**What to produce:**
Each record must be retyped in full. No character may differ.

**Data extracts:**

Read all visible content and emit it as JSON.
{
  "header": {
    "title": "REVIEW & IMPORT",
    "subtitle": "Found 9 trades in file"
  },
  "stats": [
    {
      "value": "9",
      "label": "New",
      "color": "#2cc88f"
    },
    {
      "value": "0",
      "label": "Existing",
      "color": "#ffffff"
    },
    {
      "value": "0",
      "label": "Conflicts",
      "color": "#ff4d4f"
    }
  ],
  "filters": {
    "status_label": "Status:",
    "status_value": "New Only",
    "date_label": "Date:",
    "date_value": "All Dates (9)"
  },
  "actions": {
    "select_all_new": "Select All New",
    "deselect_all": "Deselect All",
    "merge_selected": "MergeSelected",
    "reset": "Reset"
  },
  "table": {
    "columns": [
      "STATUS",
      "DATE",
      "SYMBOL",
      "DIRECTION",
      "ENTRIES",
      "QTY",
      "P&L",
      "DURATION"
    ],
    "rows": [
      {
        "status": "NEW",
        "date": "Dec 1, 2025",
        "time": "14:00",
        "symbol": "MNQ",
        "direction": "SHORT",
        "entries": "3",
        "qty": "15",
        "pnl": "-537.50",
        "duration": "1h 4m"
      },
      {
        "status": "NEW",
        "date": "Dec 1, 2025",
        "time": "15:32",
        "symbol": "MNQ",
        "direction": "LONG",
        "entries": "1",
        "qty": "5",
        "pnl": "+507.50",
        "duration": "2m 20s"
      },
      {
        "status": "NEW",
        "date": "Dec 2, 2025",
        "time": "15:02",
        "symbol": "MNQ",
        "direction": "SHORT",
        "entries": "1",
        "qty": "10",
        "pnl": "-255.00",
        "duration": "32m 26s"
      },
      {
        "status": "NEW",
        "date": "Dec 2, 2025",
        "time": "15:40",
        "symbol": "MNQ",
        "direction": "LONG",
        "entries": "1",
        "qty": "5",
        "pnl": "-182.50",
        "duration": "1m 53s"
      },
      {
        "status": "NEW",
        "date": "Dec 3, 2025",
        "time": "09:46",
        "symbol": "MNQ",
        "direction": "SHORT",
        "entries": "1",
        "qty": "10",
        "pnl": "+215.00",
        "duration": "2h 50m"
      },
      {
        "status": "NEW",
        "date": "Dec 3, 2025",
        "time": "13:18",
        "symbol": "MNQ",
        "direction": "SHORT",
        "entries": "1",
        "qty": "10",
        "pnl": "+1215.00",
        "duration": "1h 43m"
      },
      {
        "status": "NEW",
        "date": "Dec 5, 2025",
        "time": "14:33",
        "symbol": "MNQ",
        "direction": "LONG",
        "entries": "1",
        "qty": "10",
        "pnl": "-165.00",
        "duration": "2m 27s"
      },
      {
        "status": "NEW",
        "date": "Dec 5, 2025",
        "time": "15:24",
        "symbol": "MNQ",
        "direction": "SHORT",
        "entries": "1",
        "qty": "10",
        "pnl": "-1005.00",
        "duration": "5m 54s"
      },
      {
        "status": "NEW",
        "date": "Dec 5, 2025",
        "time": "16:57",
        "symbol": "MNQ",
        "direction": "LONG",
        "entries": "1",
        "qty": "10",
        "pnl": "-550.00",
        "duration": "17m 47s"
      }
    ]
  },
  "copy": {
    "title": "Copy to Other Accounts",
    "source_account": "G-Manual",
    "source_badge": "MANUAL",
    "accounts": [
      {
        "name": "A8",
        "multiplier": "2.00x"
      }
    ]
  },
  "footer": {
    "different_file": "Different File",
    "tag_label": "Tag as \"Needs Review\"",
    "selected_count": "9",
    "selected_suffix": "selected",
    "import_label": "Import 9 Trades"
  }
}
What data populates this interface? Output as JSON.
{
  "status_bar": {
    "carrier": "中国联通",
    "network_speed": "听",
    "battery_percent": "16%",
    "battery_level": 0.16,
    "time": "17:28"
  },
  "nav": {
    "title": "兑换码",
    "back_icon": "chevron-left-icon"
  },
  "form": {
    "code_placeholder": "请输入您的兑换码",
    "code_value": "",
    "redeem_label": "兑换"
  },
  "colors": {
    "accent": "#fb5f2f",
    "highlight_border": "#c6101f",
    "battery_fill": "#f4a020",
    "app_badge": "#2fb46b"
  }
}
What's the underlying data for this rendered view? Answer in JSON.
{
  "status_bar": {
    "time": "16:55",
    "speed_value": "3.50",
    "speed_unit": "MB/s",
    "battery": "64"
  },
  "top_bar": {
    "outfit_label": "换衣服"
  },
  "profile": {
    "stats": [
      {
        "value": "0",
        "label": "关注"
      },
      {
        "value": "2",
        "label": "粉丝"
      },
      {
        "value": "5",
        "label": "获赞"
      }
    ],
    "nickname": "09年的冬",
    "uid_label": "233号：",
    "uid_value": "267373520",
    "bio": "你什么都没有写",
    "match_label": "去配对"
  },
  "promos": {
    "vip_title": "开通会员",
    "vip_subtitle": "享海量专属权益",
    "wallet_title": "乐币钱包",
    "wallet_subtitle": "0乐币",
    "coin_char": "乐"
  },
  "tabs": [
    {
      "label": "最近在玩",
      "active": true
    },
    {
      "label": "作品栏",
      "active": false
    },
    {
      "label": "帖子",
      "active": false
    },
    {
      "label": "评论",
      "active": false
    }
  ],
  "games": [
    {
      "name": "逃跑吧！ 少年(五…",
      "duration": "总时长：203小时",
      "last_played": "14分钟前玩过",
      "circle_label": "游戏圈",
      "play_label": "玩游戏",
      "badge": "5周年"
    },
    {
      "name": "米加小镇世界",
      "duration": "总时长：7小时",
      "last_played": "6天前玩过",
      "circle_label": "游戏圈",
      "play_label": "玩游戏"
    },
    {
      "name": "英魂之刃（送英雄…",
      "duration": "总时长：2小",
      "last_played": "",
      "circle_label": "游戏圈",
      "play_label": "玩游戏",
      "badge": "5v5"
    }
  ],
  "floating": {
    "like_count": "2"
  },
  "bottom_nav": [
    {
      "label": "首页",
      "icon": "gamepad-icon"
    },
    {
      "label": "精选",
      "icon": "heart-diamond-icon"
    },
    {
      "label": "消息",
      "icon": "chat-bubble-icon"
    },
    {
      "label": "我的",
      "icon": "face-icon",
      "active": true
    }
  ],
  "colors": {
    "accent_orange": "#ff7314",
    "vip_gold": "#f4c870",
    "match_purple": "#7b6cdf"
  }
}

**Solution:**
Read all visible content and emit it as JSON.
{
  "header": {
    "title": "REVIEW & IMPORT",
    "subtitle": "Found 9 trades in file"
  },
  "stats": [
    {
      "value": "9",
      "label": "New",
      "color": "#2cc88f"
    },
    {
      "value": "0",
      "label": "Existing",
      "color": "#ffffff"
    },
    {
      "value": "0",
      "label": "Conflicts",
      "color": "#ff4d4f"
    }
  ],
  "filters": {
    "status_label": "Status:",
    "status_value": "New Only",
    "date_label": "Date:",
    "date_value": "All Dates (9)"
  },
  "actions": {
    "select_all_new": "Select All New",
    "deselect_all": "Deselect All",
    "merge_selected": "MergeSelected",
    "reset": "Reset"
  },
  "table": {
    "columns": [
      "STATUS",
      "DATE",
      "SYMBOL",
      "DIRECTION",
      "ENTRIES",
      "QTY",
      "P&L",
      "DURATION"
    ],
    "rows": [
      {
        "status": "NEW",
        "date": "Dec 1, 2025",
        "time": "14:00",
        "symbol": "MNQ",
        "direction": "SHORT",
        "entries": "3",
        "qty": "15",
        "pnl": "-537.50",
        "duration": "1h 4m"
      },
      {
        "status": "NEW",
        "date": "Dec 1, 2025",
        "time": "15:32",
        "symbol": "MNQ",
        "direction": "LONG",
        "entries": "1",
        "qty": "5",
        "pnl": "+507.50",
        "duration": "2m 20s"
      },
      {
        "status": "NEW",
        "date": "Dec 2, 2025",
        "time": "15:02",
        "symbol": "MNQ",
        "direction": "SHORT",
        "entries": "1",
        "qty": "10",
        "pnl": "-255.00",
        "duration": "32m 26s"
      },
      {
        "status": "NEW",
        "date": "Dec 2, 2025",
        "time": "15:40",
        "symbol": "MNQ",
        "direction": "LONG",
        "entries": "1",
        "qty": "5",
        "pnl": "-182.50",
        "duration": "1m 53s"
      },
      {
        "status": "NEW",
        "date": "Dec 3, 2025",
        "time": "09:46",
        "symbol": "MNQ",
        "direction": "SHORT",
        "entries": "1",
        "qty": "10",
        "pnl": "+215.00",
        "duration": "2h 50m"
      },
      {
        "status": "NEW",
        "date": "Dec 3, 2025",
        "time": "13:18",
        "symbol": "MNQ",
        "direction": "SHORT",
        "entries": "1",
        "qty": "10",
        "pnl": "+1215.00",
        "duration": "1h 43m"
      },
      {
        "status": "NEW",
        "date": "Dec 5, 2025",
        "time": "14:33",
        "symbol": "MNQ",
        "direction": "LONG",
        "entries": "1",
        "qty": "10",
        "pnl": "-165.00",
        "duration": "2m 27s"
      },
      {
        "status": "NEW",
        "date": "Dec 5, 2025",
        "time": "15:24",
        "symbol": "MNQ",
        "direction": "SHORT",
        "entries": "1",
        "qty": "10",
        "pnl": "-1005.00",
        "duration": "5m 54s"
      },
      {
        "status": "NEW",
        "date": "Dec 5, 2025",
        "time": "16:57",
        "symbol": "MNQ",
        "direction": "LONG",
        "entries": "1",
        "qty": "10",
        "pnl": "-550.00",
        "duration": "17m 47s"
      }
    ]
  },
  "copy": {
    "title": "Copy to Other Accounts",
    "source_account": "G-Manual",
    "source_badge": "MANUAL",
    "accounts": [
      {
        "name": "A8",
        "multiplier": "2.00x"
      }
    ]
  },
  "footer": {
    "different_file": "Different File",
    "tag_label": "Tag as \"Needs Review\"",
    "selected_count": "9",
    "selected_suffix": "selected",
    "import_label": "Import 9 Trades"
  }
}
What data populates this interface? Output as JSON.
{
  "status_bar": {
    "carrier": "中国联通",
    "network_speed": "听",
    "battery_percent": "16%",
    "battery_level": 0.16,
    "time": "17:28"
  },
  "nav": {
    "title": "兑换码",
    "back_icon": "chevron-left-icon"
  },
  "form": {
    "code_placeholder": "请输入您的兑换码",
    "code_value": "",
    "redeem_label": "兑换"
  },
  "colors": {
    "accent": "#fb5f2f",
    "highlight_border": "#c6101f",
    "battery_fill": "#f4a020",
    "app_badge": "#2fb46b"
  }
}
What's the underlying data for this rendered view? Answer in JSON.
{
  "status_bar": {
    "time": "16:55",
    "speed_value": "3.50",
    "speed_unit": "MB/s",
    "battery": "64"
  },
  "top_bar": {
    "outfit_label": "换衣服"
  },
  "profile": {
    "stats": [
      {
        "value": "0",
        "label": "关注"
      },
      {
        "value": "2",
        "label": "粉丝"
      },
      {
        "value": "5",
        "label": "获赞"
      }
    ],
    "nickname": "09年的冬",
    "uid_label": "233号：",
    "uid_value": "267373520",
    "bio": "你什么都没有写",
    "match_label": "去配对"
  },
  "promos": {
    "vip_title": "开通会员",
    "vip_subtitle": "享海量专属权益",
    "wallet_title": "乐币钱包",
    "wallet_subtitle": "0乐币",
    "coin_char": "乐"
  },
  "tabs": [
    {
      "label": "最近在玩",
      "active": true
    },
    {
      "label": "作品栏",
      "active": false
    },
    {
      "label": "帖子",
      "active": false
    },
    {
      "label": "评论",
      "active": false
    }
  ],
  "games": [
    {
      "name": "逃跑吧！ 少年(五…",
      "duration": "总时长：203小时",
      "last_played": "14分钟前玩过",
      "circle_label": "游戏圈",
      "play_label": "玩游戏",
      "badge": "5周年"
    },
    {
      "name": "米加小镇世界",
      "duration": "总时长：7小时",
      "last_played": "6天前玩过",
      "circle_label": "游戏圈",
      "play_label": "玩游戏"
    },
    {
      "name": "英魂之刃（送英雄…",
      "duration": "总时长：2小",
      "last_played": "",
      "circle_label": "游戏圈",
      "play_label": "玩游戏",
      "badge": "5v5"
    }
  ],
  "floating": {
    "like_count": "2"
  },
  "bottom_nav": [
    {
      "label": "首页",
      "icon": "gamepad-icon"
    },
    {
      "label": "精选",
      "icon": "heart-diamond-icon"
    },
    {
      "label": "消息",
      "icon": "chat-bubble-icon"
    },
    {
      "label": "我的",
      "icon": "face-icon",
      "active": true
    }
  ],
  "colors": {
    "accent_orange": "#ff7314",
    "vip_gold": "#f4c870",
    "match_purple": "#7b6cdf"
  }
}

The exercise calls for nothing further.